World Bank President Robert Zoellick said Monday the Chinese economy is likely to make a strong comeback which will help pull the world economy out of recession.
Zoellick made the comments in a question-and-answer session at the ongoing four-day International Economic Forum of the Americas in Montreal.
Despite the global economic crisis, China has been able to build up its reserves and launched the second-largest stimulus programme after the US, he said, adding that "in the first quarter they have slightly better than expected numbers".
China's recovery is not without risks, he said, "but by and large, it has not only been a stabilising force in the global economy, but a force that will pull the global economy out of the downturn".
Zoellick welcomed China's efforts to make its currency more international.
"Ultimately, that's a good thing, if you've got some multi-polarity of reserve currencies, to make sure that people manage them well," he said.
He said it is crucial that Washington and Beijing "work out their differences", such as past concerns about whether the Chinese government is "manipulating" its currency.
"In this environment, if you had protectionism burst out on one side or the other, or if there is doubt put in about financial markets, those are the type of factors that could make a fragile situation worse," he said.
Zoellick said he sees no need for governments to add further stimulus to ensure a global economic recovery.
He said the key issue now is "how to combine the stimulus with making the credit system work, clean up the banks".
In a statement released before the speech, Zoellick warned that while there are signs of global recovery there remain dangerous risks that could reverse progress, including the threat of protectionism.
"Right now, there is a low-grade fever; it isn't full influenza, but we need to keep a close watch because as unemployment numbers go up, politicians are under stress and some of them may turn to protectionism," he said.
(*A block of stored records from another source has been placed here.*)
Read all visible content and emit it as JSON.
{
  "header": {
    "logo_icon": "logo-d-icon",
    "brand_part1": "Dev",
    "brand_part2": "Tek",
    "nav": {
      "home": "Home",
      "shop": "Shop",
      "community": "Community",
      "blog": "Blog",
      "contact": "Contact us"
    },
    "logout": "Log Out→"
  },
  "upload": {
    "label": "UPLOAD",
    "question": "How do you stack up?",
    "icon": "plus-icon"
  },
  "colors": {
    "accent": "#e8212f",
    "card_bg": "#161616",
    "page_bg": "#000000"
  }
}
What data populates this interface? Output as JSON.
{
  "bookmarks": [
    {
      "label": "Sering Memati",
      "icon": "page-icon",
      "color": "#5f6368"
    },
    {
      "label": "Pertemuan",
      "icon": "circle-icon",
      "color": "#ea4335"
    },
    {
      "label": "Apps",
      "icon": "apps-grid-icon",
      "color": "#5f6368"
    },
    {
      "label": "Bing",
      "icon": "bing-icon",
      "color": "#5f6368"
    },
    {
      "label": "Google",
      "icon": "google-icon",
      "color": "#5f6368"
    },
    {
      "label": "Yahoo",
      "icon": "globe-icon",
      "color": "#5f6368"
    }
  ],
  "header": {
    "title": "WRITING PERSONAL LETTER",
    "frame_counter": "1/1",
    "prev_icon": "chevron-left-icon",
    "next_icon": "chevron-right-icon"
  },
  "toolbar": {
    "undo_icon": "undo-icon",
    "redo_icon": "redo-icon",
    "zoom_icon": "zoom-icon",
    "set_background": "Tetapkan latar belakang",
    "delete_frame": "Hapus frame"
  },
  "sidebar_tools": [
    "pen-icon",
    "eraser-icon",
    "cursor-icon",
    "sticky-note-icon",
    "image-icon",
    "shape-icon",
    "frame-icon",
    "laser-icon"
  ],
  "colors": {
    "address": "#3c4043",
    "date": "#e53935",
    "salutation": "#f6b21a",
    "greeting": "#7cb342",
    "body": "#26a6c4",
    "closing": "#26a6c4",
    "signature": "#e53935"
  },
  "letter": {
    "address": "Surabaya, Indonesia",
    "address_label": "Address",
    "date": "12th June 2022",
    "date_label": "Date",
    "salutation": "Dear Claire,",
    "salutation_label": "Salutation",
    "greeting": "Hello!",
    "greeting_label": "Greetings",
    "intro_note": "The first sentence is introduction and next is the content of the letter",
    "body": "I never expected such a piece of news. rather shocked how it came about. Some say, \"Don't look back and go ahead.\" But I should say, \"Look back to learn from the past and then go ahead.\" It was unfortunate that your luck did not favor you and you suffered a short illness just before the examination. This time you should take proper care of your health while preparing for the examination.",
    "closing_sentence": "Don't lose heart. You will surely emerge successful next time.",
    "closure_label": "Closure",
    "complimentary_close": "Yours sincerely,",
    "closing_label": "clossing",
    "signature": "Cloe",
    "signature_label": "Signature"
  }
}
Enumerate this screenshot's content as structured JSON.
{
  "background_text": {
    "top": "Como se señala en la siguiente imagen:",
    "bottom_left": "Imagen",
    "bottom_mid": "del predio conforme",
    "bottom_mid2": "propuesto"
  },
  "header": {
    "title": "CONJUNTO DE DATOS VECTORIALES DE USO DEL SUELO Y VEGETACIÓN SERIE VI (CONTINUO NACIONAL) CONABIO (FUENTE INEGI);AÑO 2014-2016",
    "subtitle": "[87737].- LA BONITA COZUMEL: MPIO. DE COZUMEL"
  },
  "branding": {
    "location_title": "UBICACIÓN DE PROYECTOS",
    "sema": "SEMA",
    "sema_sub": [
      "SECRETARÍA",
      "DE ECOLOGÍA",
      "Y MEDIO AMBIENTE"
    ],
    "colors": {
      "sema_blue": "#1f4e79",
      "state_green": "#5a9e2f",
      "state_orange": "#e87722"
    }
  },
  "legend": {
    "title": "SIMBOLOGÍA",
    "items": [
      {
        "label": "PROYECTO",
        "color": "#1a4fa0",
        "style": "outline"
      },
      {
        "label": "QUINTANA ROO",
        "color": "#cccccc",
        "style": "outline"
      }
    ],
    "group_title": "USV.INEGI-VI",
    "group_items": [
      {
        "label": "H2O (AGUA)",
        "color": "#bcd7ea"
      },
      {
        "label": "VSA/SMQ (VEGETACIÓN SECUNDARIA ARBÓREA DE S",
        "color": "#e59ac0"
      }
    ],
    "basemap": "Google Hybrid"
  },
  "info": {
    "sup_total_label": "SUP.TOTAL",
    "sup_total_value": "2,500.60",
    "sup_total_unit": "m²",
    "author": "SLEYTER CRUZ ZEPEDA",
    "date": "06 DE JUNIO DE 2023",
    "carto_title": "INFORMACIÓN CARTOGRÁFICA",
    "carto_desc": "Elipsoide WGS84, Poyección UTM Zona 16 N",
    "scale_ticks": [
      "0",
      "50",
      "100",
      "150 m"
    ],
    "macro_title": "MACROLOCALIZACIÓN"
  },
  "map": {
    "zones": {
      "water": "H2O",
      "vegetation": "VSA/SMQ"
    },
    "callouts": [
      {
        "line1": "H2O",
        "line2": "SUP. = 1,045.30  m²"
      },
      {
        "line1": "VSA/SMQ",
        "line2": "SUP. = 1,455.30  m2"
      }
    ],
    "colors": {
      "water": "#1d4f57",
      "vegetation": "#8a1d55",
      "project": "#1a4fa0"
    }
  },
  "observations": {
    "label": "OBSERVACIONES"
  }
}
Also, he said that the financial crisis has compounded challenges for vulnerable countries and it is important that higher income countries maintain their support for development while they manage their own financial and economic problems.